UT Southwestern Medical Center researchers have found that using leptin alone instead of standard insulin therapy could reduce symptoms of type 1 diabetes.
Using mouse models, the researchers found that leptin administered instead of insulin showed better management of blood-sugar variability and lipogenesis, the conversion of simple sugars into fatty acids.
Leptin is a hormone produced by fat cells and involved in the regulation of body weight.
Dr. Roger Unger, professor of internal medicine at UT Southwestern, led the study.
Insulin treatment has been the gold standard for type 1 diabetes (insulin-dependent diabetes) in humans since its discovery in 1922. Dr. Unger's laboratory found that insulin's benefit resulted from its suppression of glucagon, a hormone produced by the pancreas that raises blood sugar levels in healthy individuals.
"Insulin cells are destroyed in people with type 1 diabetes, however, and matching the high insulin levels needed to reach glucagon cells with insulin injections is possible only with amounts that are excessive for other tissues," said Unger, senior author of the latest study.

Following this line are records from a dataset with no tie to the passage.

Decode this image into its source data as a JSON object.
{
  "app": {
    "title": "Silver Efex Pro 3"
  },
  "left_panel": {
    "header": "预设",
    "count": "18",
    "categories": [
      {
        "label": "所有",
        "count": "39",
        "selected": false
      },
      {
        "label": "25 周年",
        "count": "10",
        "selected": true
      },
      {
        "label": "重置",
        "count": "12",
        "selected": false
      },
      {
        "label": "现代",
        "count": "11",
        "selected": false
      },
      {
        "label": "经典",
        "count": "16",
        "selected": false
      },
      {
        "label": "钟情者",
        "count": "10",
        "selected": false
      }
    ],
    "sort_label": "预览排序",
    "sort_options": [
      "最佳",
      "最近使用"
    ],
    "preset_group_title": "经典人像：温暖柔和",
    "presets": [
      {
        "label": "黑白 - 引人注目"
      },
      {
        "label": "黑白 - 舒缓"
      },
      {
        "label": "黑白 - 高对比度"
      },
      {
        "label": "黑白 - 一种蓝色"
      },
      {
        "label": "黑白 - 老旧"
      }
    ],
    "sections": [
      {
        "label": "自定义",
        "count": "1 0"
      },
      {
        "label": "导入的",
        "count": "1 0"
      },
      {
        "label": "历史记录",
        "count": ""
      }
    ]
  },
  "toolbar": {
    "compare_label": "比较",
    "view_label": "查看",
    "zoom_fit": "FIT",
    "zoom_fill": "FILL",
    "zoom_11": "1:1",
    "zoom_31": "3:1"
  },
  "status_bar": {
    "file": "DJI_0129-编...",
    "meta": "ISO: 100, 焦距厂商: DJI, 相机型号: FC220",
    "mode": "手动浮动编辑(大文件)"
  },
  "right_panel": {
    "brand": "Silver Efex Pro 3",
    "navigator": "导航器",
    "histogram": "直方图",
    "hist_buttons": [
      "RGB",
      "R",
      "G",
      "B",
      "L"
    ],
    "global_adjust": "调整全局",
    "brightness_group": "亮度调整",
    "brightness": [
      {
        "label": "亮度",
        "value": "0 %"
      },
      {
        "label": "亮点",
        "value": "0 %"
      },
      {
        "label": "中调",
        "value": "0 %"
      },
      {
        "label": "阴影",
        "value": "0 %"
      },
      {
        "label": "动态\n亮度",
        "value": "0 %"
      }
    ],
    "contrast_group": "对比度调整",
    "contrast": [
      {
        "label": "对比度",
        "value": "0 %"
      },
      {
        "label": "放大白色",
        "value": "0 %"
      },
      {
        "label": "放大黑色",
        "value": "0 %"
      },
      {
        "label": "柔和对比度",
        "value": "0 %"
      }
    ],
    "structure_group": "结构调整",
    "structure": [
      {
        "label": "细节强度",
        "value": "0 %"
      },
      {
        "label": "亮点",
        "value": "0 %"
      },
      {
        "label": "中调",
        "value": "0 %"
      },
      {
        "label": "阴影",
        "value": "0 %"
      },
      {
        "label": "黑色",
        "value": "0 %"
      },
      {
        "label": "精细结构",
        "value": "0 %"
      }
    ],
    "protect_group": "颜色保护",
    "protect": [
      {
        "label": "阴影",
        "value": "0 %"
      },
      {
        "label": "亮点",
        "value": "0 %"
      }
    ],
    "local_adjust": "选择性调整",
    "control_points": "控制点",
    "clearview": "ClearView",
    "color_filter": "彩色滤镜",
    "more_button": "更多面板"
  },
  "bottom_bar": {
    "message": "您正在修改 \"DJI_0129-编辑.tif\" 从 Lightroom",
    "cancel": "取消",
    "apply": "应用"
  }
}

"Peripherally injected insulin cannot accurately duplicate the normal process by which the body produces and distributes insulin," Unger added.
People on insulin therapy tend to experience large swings in blood-sugar levels, said Dr. Unger. Other studies have shown that frequent blood-sugar variation complicates the symptoms of type 1 diabetes, which affects about 1 million people in the U.S.
Benefits of letpin's glucose-lowering action appear to involve the suppression of glucagon. Normally, glucagon is released when the glucose level in the blood is low, thanks to supervision by insulin release from neighboring cells.
In insulin deficiency situations, however, glucagon levels are inappropriately high and cause the liver to release excessive amounts of glucose into the bloodstream.
This action is opposed by insulin, which tells the body's cells to remove sugar from the bloodstream.
"Leptin treatment in the non-obese type 1 diabetic mouse profoundly reduced food intake, which in turn reduced body fat. And like insulin, leptin suppresses glucagon in the body and helps increase lean body mass," Unger said.
The findings are available online and in a future issue of the Proceedings of the National Academy of Sciences.